The White House is denying that the U.S. government pressured the interim Iraqi government to start the trial of Saddam Hussein (search) before the November elections in the United States.

Aides to President Bush are likewise rejecting reporters' calls for him to comment on Saddam's contention in court Thursday that is it actually Bush who is, in Saddam's words, "the real criminal."

White House spokesman Scott McClellan told reporters Thursday that the president was participating in morning briefings when the court proceedings in Baghdad were first broadcast in America. Later on, Bush did take a few minutes to watch a replay of them on a television outside the Oval Office.

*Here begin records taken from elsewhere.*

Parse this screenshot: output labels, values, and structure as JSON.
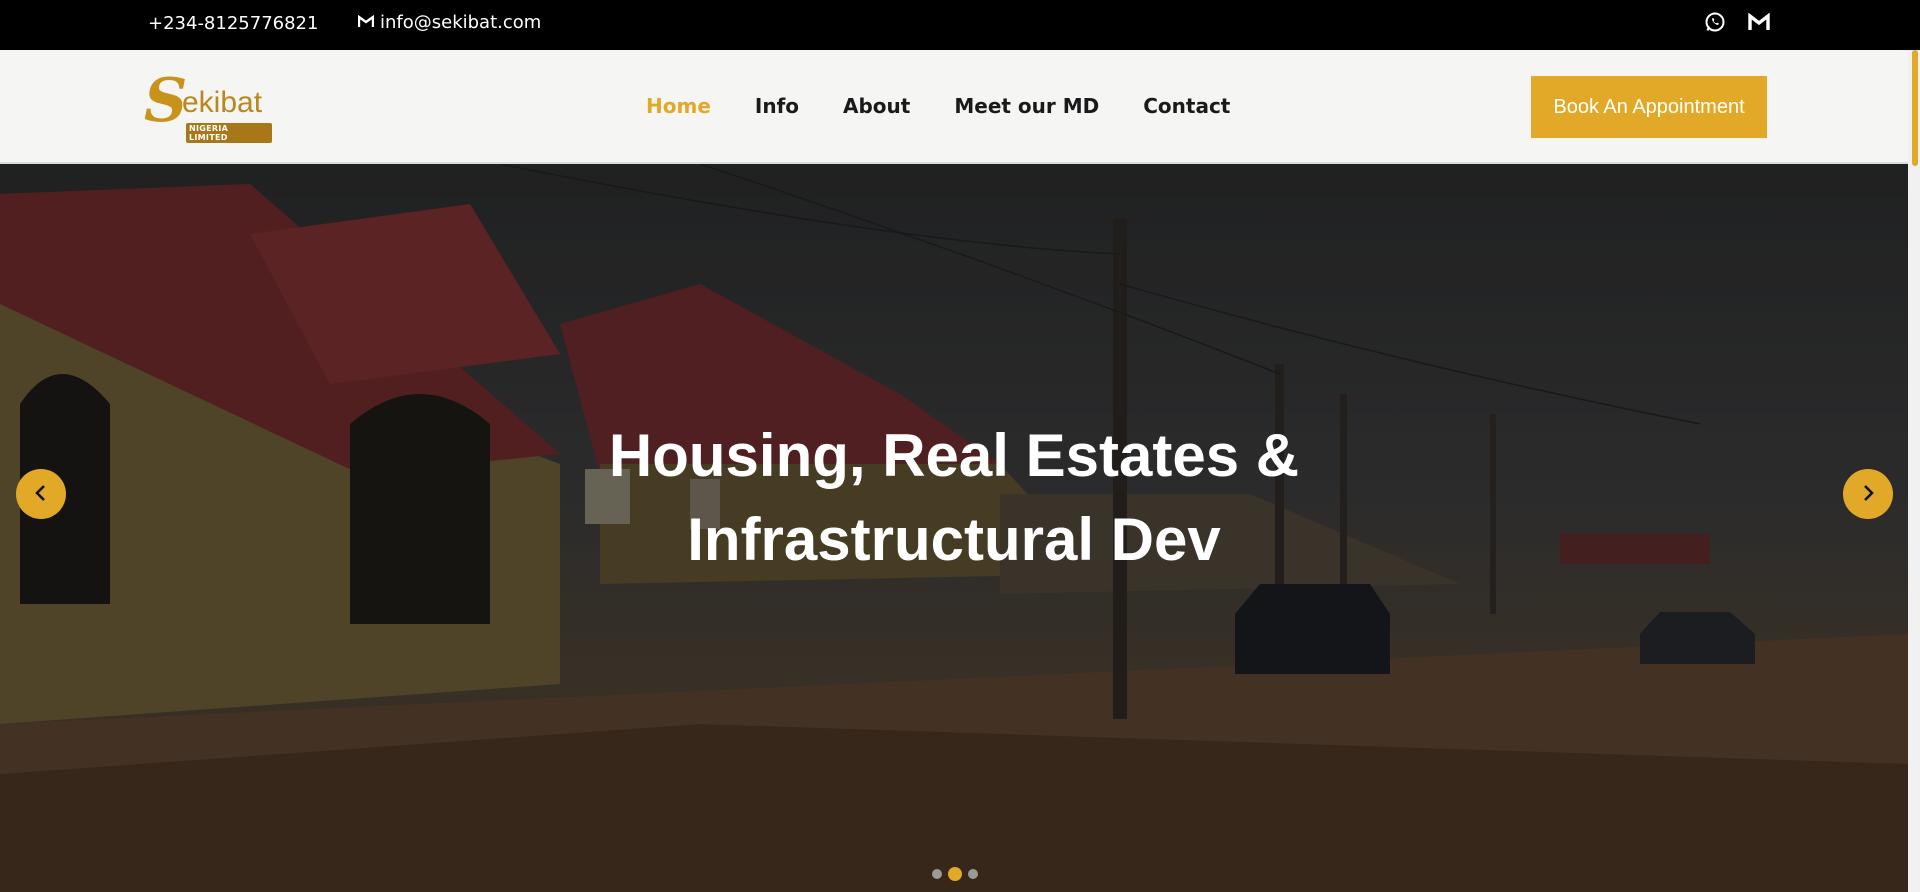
{
  "topbar": {
    "phone": "+234-8125776821",
    "email": "info@sekibat.com",
    "email_icon": "gmail-icon",
    "social_icons": [
      "whatsapp-icon",
      "gmail-icon"
    ]
  },
  "header": {
    "logo": {
      "main": "ekibat",
      "initial": "S",
      "tagline": "NIGERIA LIMITED"
    },
    "nav": [
      {
        "label": "Home",
        "active": true
      },
      {
        "label": "Info",
        "active": false
      },
      {
        "label": "About",
        "active": false
      },
      {
        "label": "Meet our MD",
        "active": false
      },
      {
        "label": "Contact",
        "active": false
      }
    ],
    "cta_label": "Book An Appointment"
  },
  "hero": {
    "title_line1": "Housing, Real Estates &",
    "title_line2": "Infrastructural Dev",
    "prev_icon": "chevron-left-icon",
    "next_icon": "chevron-right-icon",
    "slide_count": 3,
    "active_slide": 2
  },
  "colors": {
    "accent": "#e2a928",
    "topbar_bg": "#000000",
    "header_bg": "#f5f6f4",
    "nav_text": "#1a1a1a"
  }
}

In declining to respond to Saddam's courtroom outburst, McClellan said that the former Iraqi dictator is going to say a lot of things during his upcoming trial, implying Bush will not respond to any of them.

Instead, McClellan heralded the beginning of what he called "case No. 1 — the people of Iraq versus Saddam Hussein," and suggested it will help Iraqis move forward.

"Saddam Hussein's regime was responsible for grave atrocities against the Iraqi people. And this step today begins a process by which the Iraqi people can help bring closure to the dark chapter of their history," McClellan said.

A State Department spokesman on Thursday said the U.S. government contributed $75 million to support the work of the Iraqi Special Tribunal (search) that will try Saddam. The Justice Department is the lead U.S. agency helping the Iraqis collect evidence against him.

But officials in Washington stress that the people actually calling the shots in the entire process are Iraqis.

Pentagon officials also pointed out that the videotape of Saddam's appearance was screened at the orders — and by the rules — of the Iraqi Special Tribunal, not the U.S. military.

According to the pool producer in the courtroom — there are strict limitations on who can physically be in the room — a little over 2 minutes of material was cut from the Saddam courtroom tape. The cuts were apparently ordered by a group for security purposes.

The censors cut shots that showed the faces of the court reporter and/or the security personnel, the pool producer said.

There were U.S. military liaison officers assisting in the courtroom, and those officers were asked to pass on the rules to the American photographers. However, all of the guidelines and all of the decisions on what should be put out were made by Salem Chalabi (search) or other members of the tribunal. Chalabi is in charge of the tribunal.

Fox News' Bret Baier, Ian McCaleb and James Rosen contributed to this report.